> if you made XHR fill a buffer rather than produce one, there'd need to be a
> way to deal with what happens when the XHR would fetch more data than the
> buffer can hold (in C you solve that simply by copying the data somewhere
> else progressively as you read them in from a file or a socket).
> On Mon, Feb 25, 2013 at 9:02 PM, Patrick Baggett <baggett.patrick@gmail.com>
> wrote:
>> On Mon, Feb 25, 2013 at 1:53 PM, Gregg Tavares <gman@google.com> wrote:
>>> On Mon, Feb 25, 2013 at 11:20 AM, Jussi Kalliokoski
>>> <jussi.kalliokoski@gmail.com> wrote:
>>>> On Mon, Feb 25, 2013 at 2:16 PM, Gregg Tavares <gman@google.com> wrote:
>>>>> On Mon, Feb 25, 2013 at 11:00 AM, Jussi Kalliokoski
>>>>> <jussi.kalliokoski@gmail.com> wrote:
>>>>>> On Mon, Feb 25, 2013 at 1:32 PM, Gregg Tavares <gman@google.com>
>>>>>> wrote:
>>>>>>> typed arrays are garbage collected just like all JS objects. You can
>>>>>>> just as easily make large strings or large _javascript_ arrays. _javascript_
>>>>>>> will release any unreferenced typed array on it's own just fine. If you have
>>>>>>> a reproducible case where a typed array is not getting released file a bug
>>>>>>> for that browser.
>>>>>> The problem isn't that the memory isn't released, quite the contrary,
>>>>>> the problem is that the memory is often released at the wrong time, e.g. in
>>>>>> the middle of filling a buffer with audio (if you fail at filling the buffer
>>>>>> quickly enough, your sounds won't make it to the speakers) or during a
>>>>>> drawing operation, causing jitter in the frame rate. Having a manual dispose
>>>>>> function to free the buffer would for example let the developer free the
>>>>>> memory for example after the buffer is filled with audio, thus reducing the
>>>>>> risk of artifacts in the sound.
>>>>> You're making a huge assumption that calling dispose would some how
>>>>> magically be (a) fast and (b) effect allocation speed later.
>>>> What makes you think so?
>>>> a) No, I don't expect it to be any faster than garbage collection.
>>>> b) What? Where did you get this?
>>>> The point is that the deallocation, however slow or fast, happens at a
>>>> suitable time.
>>> My point is your proposal of dispose assumes that dispose is implemented
>>> as you imagine it. It would be just as easy to implement dispose as

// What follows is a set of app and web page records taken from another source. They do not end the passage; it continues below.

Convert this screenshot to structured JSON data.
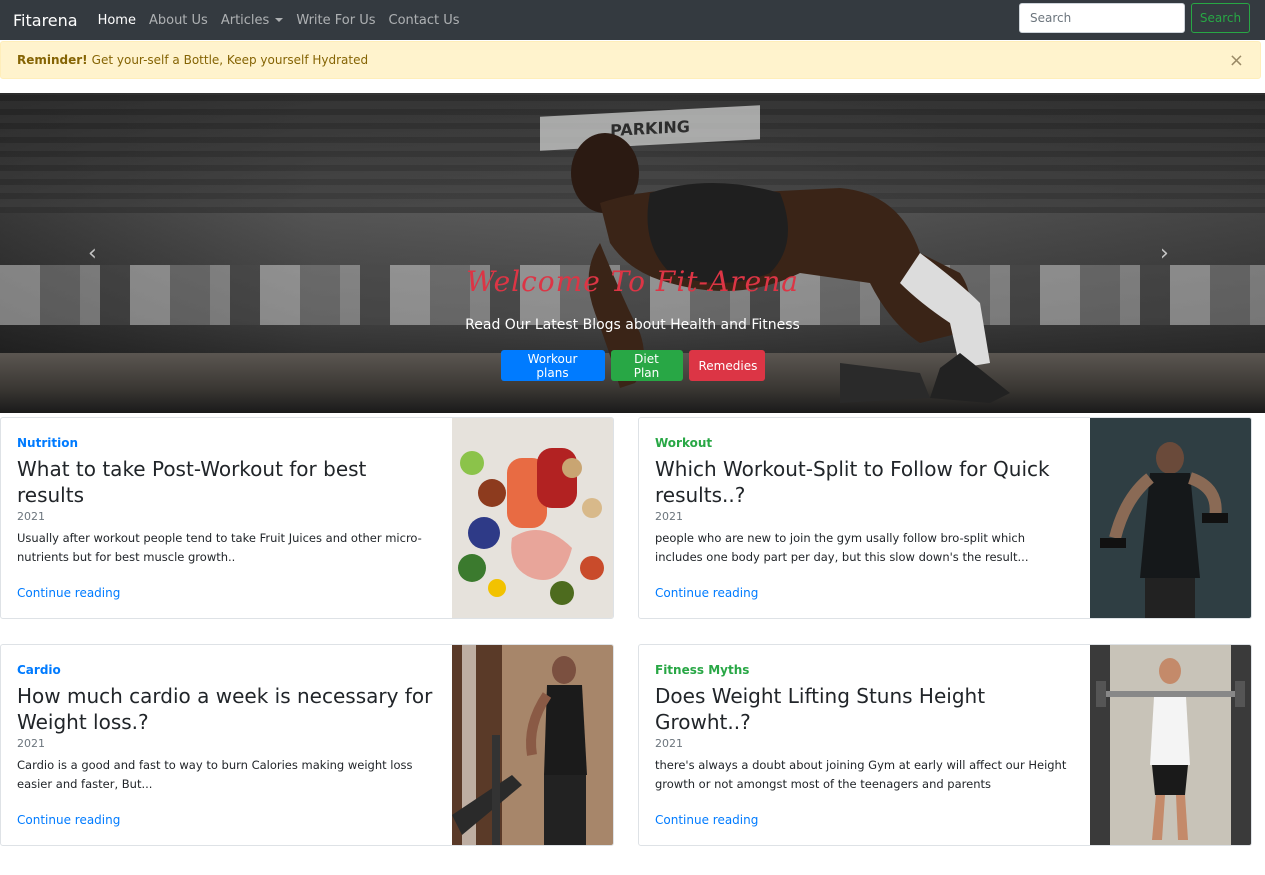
{
  "navbar": {
    "brand": "Fitarena",
    "links": [
      "Home",
      "About Us",
      "Articles",
      "Write For Us",
      "Contact Us"
    ],
    "search_placeholder": "Search",
    "search_button": "Search"
  },
  "alert": {
    "label": "Reminder!",
    "message": "Get your-self a Bottle, Keep yourself Hydrated",
    "close": "×"
  },
  "carousel": {
    "sign": "PARKING",
    "title": "Welcome To Fit-Arena",
    "subtitle": "Read Our Latest Blogs about Health and Fitness",
    "prev": "‹",
    "next": "›",
    "buttons": [
      "Workour plans",
      "Diet Plan",
      "Remedies"
    ]
  },
  "cards": [
    {
      "category": "Nutrition",
      "title": "What to take Post-Workout for best results",
      "year": "2021",
      "excerpt": "Usually after workout people tend to take Fruit Juices and other micro-nutrients but for best muscle growth..",
      "link": "Continue reading",
      "icon": "food-image"
    },
    {
      "category": "Workout",
      "title": "Which Workout-Split to Follow for Quick results..?",
      "year": "2021",
      "excerpt": "people who are new to join the gym usally follow bro-split which includes one body part per day, but this slow down's the result...",
      "link": "Continue reading",
      "icon": "dumbbell-curl-image"
    },
    {
      "category": "Cardio",
      "title": "How much cardio a week is necessary for Weight loss.?",
      "year": "2021",
      "excerpt": "Cardio is a good and fast to way to burn Calories making weight loss easier and faster, But...",
      "link": "Continue reading",
      "icon": "treadmill-image"
    },
    {
      "category": "Fitness Myths",
      "title": "Does Weight Lifting Stuns Height Growht..?",
      "year": "2021",
      "excerpt": "there's always a doubt about joining Gym at early will affect our Height growth or not amongst most of the teenagers and parents",
      "link": "Continue reading",
      "icon": "barbell-squat-image"
    }
  ],
  "colors": {
    "navbar": "#343a40",
    "primary": "#007bff",
    "success": "#28a745",
    "danger": "#dc3545",
    "alert_bg": "#fff3cd"
  }
}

>>> ArrayBuffer::dispose() {
>>> addMemoryThatArrayBufferIsUsingToSomeGarbageCollectionListThatWillBeUsedSometimeInTheFuture(m_data,
>>> m_size);

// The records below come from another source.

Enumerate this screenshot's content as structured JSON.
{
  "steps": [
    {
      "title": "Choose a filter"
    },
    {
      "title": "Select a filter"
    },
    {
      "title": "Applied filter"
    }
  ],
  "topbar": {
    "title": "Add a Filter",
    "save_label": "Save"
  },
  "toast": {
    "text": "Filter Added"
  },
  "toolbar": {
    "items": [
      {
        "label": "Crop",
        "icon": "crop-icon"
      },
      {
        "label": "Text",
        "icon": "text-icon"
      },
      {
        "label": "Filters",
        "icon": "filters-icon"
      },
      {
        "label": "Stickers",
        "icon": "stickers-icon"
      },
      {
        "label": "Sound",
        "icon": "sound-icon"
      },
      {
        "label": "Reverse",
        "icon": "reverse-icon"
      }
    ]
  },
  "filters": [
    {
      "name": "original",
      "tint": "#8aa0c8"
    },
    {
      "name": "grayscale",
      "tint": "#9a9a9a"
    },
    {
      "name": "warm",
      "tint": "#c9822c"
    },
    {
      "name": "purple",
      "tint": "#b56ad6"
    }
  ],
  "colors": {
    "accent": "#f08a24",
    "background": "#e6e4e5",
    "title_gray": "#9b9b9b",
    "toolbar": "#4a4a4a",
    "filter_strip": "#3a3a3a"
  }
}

>>>    m_data = NULL;
>>>    m_size = 0;
>>> };
>> This neatly explains your fears. Ack. It seems like the only way to solve
>> this is to force the semantic of "collect it now; this is not a hint, this
>> is a command." That is somewhat untestable in the PASS/FAIL sense of course.
>>> Your problem has not been solved by dispose.
>> I'm guessing that forcing the semantic of "collect it now" is not a
>> viable/good option?
>> Patrick